(Beginning of Data supplied)
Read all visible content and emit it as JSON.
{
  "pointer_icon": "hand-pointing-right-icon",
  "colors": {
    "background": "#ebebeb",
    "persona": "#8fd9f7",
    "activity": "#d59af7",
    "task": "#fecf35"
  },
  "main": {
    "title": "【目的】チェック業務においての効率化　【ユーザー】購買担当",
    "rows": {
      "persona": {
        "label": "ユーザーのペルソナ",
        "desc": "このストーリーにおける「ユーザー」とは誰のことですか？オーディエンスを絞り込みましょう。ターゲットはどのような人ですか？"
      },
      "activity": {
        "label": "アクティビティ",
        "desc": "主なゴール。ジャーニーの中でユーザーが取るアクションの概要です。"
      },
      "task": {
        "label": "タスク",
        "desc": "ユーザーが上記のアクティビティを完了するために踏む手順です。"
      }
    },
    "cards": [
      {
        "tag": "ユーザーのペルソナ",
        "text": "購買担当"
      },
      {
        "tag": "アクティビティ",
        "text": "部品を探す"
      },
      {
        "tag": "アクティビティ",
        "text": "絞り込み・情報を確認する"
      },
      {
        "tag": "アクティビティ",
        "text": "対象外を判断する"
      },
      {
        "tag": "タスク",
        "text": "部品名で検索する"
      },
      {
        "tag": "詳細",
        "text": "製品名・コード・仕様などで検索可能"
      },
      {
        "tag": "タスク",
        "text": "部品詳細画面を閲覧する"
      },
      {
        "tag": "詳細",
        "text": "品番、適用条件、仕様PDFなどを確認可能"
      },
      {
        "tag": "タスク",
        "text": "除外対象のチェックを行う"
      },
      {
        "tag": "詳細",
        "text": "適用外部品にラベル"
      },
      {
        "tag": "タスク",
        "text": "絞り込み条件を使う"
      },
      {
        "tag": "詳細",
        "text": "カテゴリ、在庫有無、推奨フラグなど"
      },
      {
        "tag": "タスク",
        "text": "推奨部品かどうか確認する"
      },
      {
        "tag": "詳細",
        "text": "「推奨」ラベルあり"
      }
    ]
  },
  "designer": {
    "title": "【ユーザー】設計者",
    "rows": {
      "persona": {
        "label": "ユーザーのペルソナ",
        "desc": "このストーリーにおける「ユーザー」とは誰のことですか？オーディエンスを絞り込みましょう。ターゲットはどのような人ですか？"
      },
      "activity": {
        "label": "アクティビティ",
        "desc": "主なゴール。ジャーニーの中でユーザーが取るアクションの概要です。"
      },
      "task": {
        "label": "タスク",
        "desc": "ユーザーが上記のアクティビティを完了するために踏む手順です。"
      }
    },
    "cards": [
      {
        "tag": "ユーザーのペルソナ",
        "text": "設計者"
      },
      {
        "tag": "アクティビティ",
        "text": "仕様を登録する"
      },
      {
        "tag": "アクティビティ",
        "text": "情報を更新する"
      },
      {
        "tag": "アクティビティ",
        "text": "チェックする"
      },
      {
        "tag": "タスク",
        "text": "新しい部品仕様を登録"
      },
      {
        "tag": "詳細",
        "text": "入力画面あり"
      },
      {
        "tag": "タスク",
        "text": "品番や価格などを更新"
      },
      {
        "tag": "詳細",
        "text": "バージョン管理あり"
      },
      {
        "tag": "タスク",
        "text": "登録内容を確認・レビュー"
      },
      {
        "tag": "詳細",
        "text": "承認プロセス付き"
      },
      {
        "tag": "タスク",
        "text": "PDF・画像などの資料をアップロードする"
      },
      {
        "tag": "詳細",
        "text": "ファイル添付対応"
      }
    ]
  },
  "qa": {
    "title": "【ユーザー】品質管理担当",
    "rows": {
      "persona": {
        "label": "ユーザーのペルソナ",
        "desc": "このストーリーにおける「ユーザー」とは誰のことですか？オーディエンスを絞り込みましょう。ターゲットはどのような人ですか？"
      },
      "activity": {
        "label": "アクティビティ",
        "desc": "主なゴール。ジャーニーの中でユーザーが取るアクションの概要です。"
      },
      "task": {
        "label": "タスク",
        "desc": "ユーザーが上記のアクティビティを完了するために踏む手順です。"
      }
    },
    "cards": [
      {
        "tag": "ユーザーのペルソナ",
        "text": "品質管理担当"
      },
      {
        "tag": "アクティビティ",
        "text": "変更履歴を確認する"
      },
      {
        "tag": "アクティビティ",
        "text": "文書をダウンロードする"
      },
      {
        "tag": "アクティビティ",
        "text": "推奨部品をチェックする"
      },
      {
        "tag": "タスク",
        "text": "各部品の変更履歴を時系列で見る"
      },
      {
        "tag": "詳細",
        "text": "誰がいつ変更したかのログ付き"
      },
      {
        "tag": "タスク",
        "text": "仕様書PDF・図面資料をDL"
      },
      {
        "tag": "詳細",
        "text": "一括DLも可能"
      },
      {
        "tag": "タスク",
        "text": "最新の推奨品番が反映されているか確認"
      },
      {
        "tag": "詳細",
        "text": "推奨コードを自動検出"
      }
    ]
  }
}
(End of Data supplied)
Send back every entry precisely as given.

Answer for this exercise:
Read all visible content and emit it as JSON.
{
  "pointer_icon": "hand-pointing-right-icon",
  "colors": {
    "background": "#ebebeb",
    "persona": "#8fd9f7",
    "activity": "#d59af7",
    "task": "#fecf35"
  },
  "main": {
    "title": "【目的】チェック業務においての効率化　【ユーザー】購買担当",
    "rows": {
      "persona": {
        "label": "ユーザーのペルソナ",
        "desc": "このストーリーにおける「ユーザー」とは誰のことですか？オーディエンスを絞り込みましょう。ターゲットはどのような人ですか？"
      },
      "activity": {
        "label": "アクティビティ",
        "desc": "主なゴール。ジャーニーの中でユーザーが取るアクションの概要です。"
      },
      "task": {
        "label": "タスク",
        "desc": "ユーザーが上記のアクティビティを完了するために踏む手順です。"
      }
    },
    "cards": [
      {
        "tag": "ユーザーのペルソナ",
        "text": "購買担当"
      },
      {
        "tag": "アクティビティ",
        "text": "部品を探す"
      },
      {
        "tag": "アクティビティ",
        "text": "絞り込み・情報を確認する"
      },
      {
        "tag": "アクティビティ",
        "text": "対象外を判断する"
      },
      {
        "tag": "タスク",
        "text": "部品名で検索する"
      },
      {
        "tag": "詳細",
        "text": "製品名・コード・仕様などで検索可能"
      },
      {
        "tag": "タスク",
        "text": "部品詳細画面を閲覧する"
      },
      {
        "tag": "詳細",
        "text": "品番、適用条件、仕様PDFなどを確認可能"
      },
      {
        "tag": "タスク",
        "text": "除外対象のチェックを行う"
      },
      {
        "tag": "詳細",
        "text": "適用外部品にラベル"
      },
      {
        "tag": "タスク",
        "text": "絞り込み条件を使う"
      },
      {
        "tag": "詳細",
        "text": "カテゴリ、在庫有無、推奨フラグなど"
      },
      {
        "tag": "タスク",
        "text": "推奨部品かどうか確認する"
      },
      {
        "tag": "詳細",
        "text": "「推奨」ラベルあり"
      }
    ]
  },
  "designer": {
    "title": "【ユーザー】設計者",
    "rows": {
      "persona": {
        "label": "ユーザーのペルソナ",
        "desc": "このストーリーにおける「ユーザー」とは誰のことですか？オーディエンスを絞り込みましょう。ターゲットはどのような人ですか？"
      },
      "activity": {
        "label": "アクティビティ",
        "desc": "主なゴール。ジャーニーの中でユーザーが取るアクションの概要です。"
      },
      "task": {
        "label": "タスク",
        "desc": "ユーザーが上記のアクティビティを完了するために踏む手順です。"
      }
    },
    "cards": [
      {
        "tag": "ユーザーのペルソナ",
        "text": "設計者"
      },
      {
        "tag": "アクティビティ",
        "text": "仕様を登録する"
      },
      {
        "tag": "アクティビティ",
        "text": "情報を更新する"
      },
      {
        "tag": "アクティビティ",
        "text": "チェックする"
      },
      {
        "tag": "タスク",
        "text": "新しい部品仕様を登録"
      },
      {
        "tag": "詳細",
        "text": "入力画面あり"
      },
      {
        "tag": "タスク",
        "text": "品番や価格などを更新"
      },
      {
        "tag": "詳細",
        "text": "バージョン管理あり"
      },
      {
        "tag": "タスク",
        "text": "登録内容を確認・レビュー"
      },
      {
        "tag": "詳細",
        "text": "承認プロセス付き"
      },
      {
        "tag": "タスク",
        "text": "PDF・画像などの資料をアップロードする"
      },
      {
        "tag": "詳細",
        "text": "ファイル添付対応"
      }
    ]
  },
  "qa": {
    "title": "【ユーザー】品質管理担当",
    "rows": {
      "persona": {
        "label": "ユーザーのペルソナ",
        "desc": "このストーリーにおける「ユーザー」とは誰のことですか？オーディエンスを絞り込みましょう。ターゲットはどのような人ですか？"
      },
      "activity": {
        "label": "アクティビティ",
        "desc": "主なゴール。ジャーニーの中でユーザーが取るアクションの概要です。"
      },
      "task": {
        "label": "タスク",
        "desc": "ユーザーが上記のアクティビティを完了するために踏む手順です。"
      }
    },
    "cards": [
      {
        "tag": "ユーザーのペルソナ",
        "text": "品質管理担当"
      },
      {
        "tag": "アクティビティ",
        "text": "変更履歴を確認する"
      },
      {
        "tag": "アクティビティ",
        "text": "文書をダウンロードする"
      },
      {
        "tag": "アクティビティ",
        "text": "推奨部品をチェックする"
      },
      {
        "tag": "タスク",
        "text": "各部品の変更履歴を時系列で見る"
      },
      {
        "tag": "詳細",
        "text": "誰がいつ変更したかのログ付き"
      },
      {
        "tag": "タスク",
        "text": "仕様書PDF・図面資料をDL"
      },
      {
        "tag": "詳細",
        "text": "一括DLも可能"
      },
      {
        "tag": "タスク",
        "text": "最新の推奨品番が反映されているか確認"
      },
      {
        "tag": "詳細",
        "text": "推奨コードを自動検出"
      }
    ]
  }
}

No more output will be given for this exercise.